- **How to complete this task**
Lines in the records below that contain the word "JSON" must each be copied.

(Data records for software interfaces)

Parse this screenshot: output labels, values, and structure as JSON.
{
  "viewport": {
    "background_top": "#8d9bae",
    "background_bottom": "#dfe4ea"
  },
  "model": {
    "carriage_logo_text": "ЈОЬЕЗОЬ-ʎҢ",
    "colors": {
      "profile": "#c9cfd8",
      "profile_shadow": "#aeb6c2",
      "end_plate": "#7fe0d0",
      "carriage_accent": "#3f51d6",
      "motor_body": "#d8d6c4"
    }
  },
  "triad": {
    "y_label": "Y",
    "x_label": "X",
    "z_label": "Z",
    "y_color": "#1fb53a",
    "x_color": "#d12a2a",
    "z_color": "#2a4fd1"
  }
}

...

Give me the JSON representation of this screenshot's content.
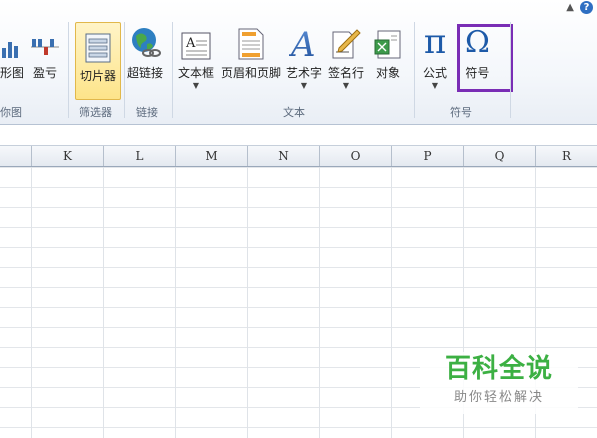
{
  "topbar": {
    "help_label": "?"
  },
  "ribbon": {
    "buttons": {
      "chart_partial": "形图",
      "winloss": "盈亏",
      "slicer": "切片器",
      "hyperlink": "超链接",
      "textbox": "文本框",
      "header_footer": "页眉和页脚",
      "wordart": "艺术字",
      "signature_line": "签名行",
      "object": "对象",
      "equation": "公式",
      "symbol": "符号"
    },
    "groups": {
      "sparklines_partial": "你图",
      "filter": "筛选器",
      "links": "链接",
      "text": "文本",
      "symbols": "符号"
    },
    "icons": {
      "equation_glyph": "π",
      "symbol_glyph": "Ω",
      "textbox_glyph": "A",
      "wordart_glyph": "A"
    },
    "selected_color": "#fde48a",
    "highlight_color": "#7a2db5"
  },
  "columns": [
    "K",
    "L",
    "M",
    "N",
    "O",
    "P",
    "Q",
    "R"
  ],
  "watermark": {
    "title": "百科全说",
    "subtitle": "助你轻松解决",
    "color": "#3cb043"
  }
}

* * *

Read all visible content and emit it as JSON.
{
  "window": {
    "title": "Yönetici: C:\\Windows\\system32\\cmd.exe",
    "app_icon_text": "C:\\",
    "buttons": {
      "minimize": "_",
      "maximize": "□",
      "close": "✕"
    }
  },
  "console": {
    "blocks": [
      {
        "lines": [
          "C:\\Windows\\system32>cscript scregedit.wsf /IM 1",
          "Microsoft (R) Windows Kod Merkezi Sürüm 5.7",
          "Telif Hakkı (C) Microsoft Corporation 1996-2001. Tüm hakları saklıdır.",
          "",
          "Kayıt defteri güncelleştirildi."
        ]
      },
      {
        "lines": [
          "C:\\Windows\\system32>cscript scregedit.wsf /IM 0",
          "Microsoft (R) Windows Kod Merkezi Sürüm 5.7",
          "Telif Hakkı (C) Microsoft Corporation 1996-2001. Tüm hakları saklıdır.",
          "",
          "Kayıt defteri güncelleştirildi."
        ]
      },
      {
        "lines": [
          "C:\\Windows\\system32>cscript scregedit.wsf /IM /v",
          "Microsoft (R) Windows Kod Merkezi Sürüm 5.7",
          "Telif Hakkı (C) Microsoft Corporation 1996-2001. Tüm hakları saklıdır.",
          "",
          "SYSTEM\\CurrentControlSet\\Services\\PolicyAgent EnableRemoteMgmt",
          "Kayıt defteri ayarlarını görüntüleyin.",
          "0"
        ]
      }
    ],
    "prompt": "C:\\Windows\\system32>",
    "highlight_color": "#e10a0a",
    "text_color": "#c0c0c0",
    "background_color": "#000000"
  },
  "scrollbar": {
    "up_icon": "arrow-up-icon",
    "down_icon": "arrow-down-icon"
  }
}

- **Answer section**
Parse this screenshot: output labels, values, and structure as JSON.
Give me the JSON representation of this screenshot's content.
Read all visible content and emit it as JSON.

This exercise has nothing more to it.